Removal of check-ins prove advantageous

Allows for more useful worktime


Tenzin Gyaldatsang

Since the beginning of second semester, when all asynchronous check-ins were made optional, I and many other students have noticed considerable changes in and out of the classroom.

Removing mandatory check-ins was an excellent decision by administration, as it allows for students to work freely during asynchronous periods. In some cases last semester, check-ins took longer than five minutes, which cut the time allotted to work on the intended assignment that day.

Having a shorter time period to finish assignments made asynchronous times less appealing, as I’d rather start and finish assignments at the same time, instead of working on it for a period of time and stopping to attend my next class. Also, longer check-ins took away from the idea of having asynchronous time in the first place, which was frustrating.

Now that asynchronous check-ins are optional, I can go directly from my previous class’ meeting to my assignment, where I have the full period to get the assignment done instead of going back and forth between work and class time. 

Since students will be switching over to hybrid learning starting Feb. 22, for grades nine and 12 and March 8 for grades 10–11, a serious question arises — how will students be able to stay engaged virtually while their peers are learning in person?

Now that check-ins are optional, teachers will be staying on the class link in case any students need help or assistance with classwork.
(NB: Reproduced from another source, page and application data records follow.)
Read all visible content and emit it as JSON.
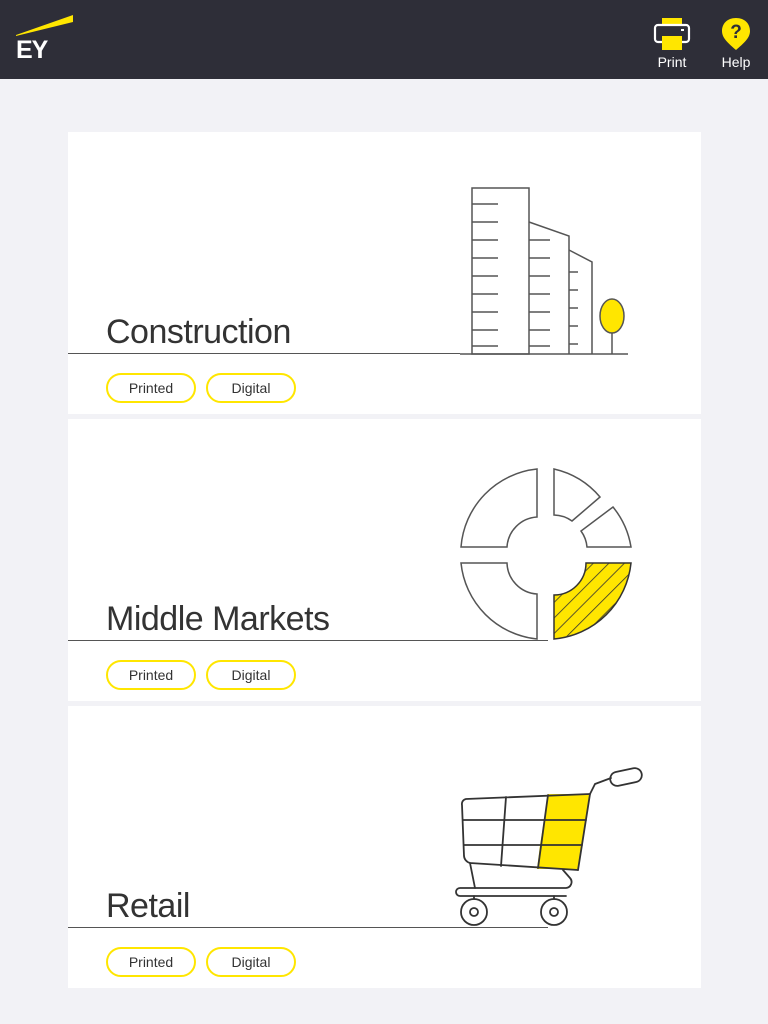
{
  "header": {
    "logo_text": "EY",
    "print_label": "Print",
    "help_label": "Help"
  },
  "colors": {
    "accent": "#ffe600",
    "header_bg": "#2e2e38",
    "page_bg": "#f2f2f6",
    "line": "#555555"
  },
  "cards": [
    {
      "title": "Construction",
      "printed_label": "Printed",
      "digital_label": "Digital",
      "icon": "buildings-icon"
    },
    {
      "title": "Middle Markets",
      "printed_label": "Printed",
      "digital_label": "Digital",
      "icon": "donut-chart-icon"
    },
    {
      "title": "Retail",
      "printed_label": "Printed",
      "digital_label": "Digital",
      "icon": "shopping-cart-icon"
    }
  ]
}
Students who plan to stay in distance learning can also set up meetings with their teachers on Student Support Time to receive assistance.
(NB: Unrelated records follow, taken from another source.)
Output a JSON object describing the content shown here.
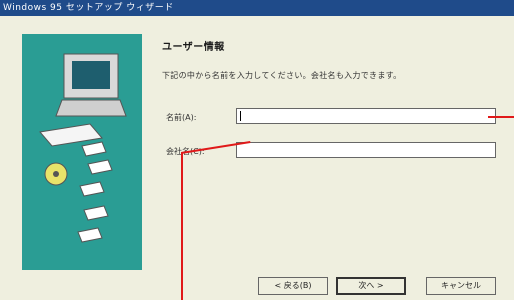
{
  "window": {
    "title": "Windows 95 セットアップ ウィザード"
  },
  "page": {
    "heading": "ユーザー情報",
    "description": "下記の中から名前を入力してください。会社名も入力できます。",
    "name_label": "名前(A):",
    "company_label": "会社名(C):",
    "name_value": "",
    "company_value": ""
  },
  "buttons": {
    "back": "< 戻る(B)",
    "next": "次へ >",
    "cancel": "キャンセル"
  },
  "colors": {
    "accent": "#e01919",
    "titlebar": "#1f4b8a",
    "illustration_bg": "#2a9d94",
    "dialog_bg": "#efefdf",
    "outer_bg": "#9fe6d2"
  },
  "icons": [
    "computer-icon",
    "cd-icon",
    "floppy-disk-icon"
  ]
}
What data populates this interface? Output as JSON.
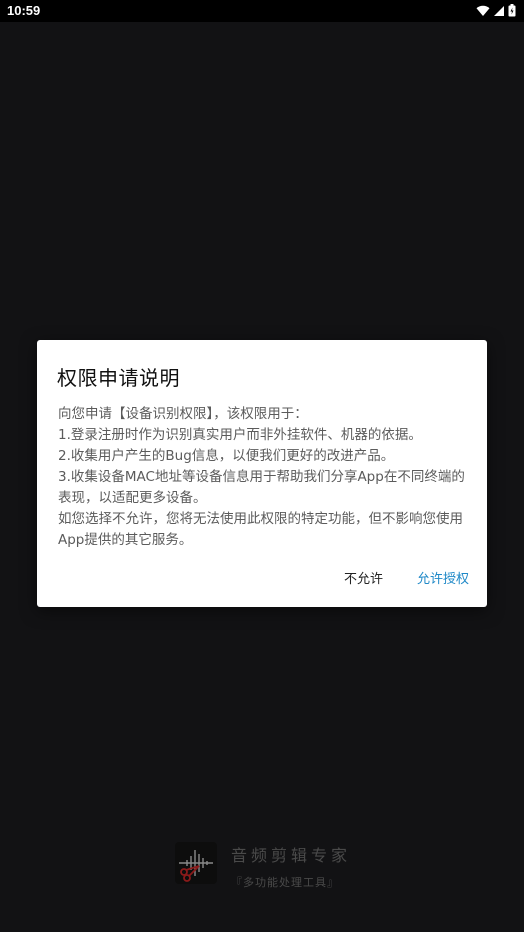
{
  "status_bar": {
    "time": "10:59",
    "icons": [
      "wifi-icon",
      "signal-icon",
      "battery-icon"
    ]
  },
  "dialog": {
    "title": "权限申请说明",
    "lines": [
      "向您申请【设备识别权限】，该权限用于：",
      "1.登录注册时作为识别真实用户而非外挂软件、机器的依据。",
      "2.收集用户产生的Bug信息，以便我们更好的改进产品。",
      "3.收集设备MAC地址等设备信息用于帮助我们分享App在不同终端的表现，以适配更多设备。",
      "如您选择不允许，您将无法使用此权限的特定功能，但不影响您使用App提供的其它服务。"
    ],
    "deny_label": "不允许",
    "allow_label": "允许授权"
  },
  "brand": {
    "name": "音频剪辑专家",
    "tagline": "『多功能处理工具』"
  },
  "colors": {
    "background": "#121214",
    "dialog_bg": "#ffffff",
    "accent": "#1e88c7"
  }
}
Although some minor issues might arise from making asynchronous check-ins optional, students will benefit from this choice and will be more motivated to work on assignments during asynchronous periods.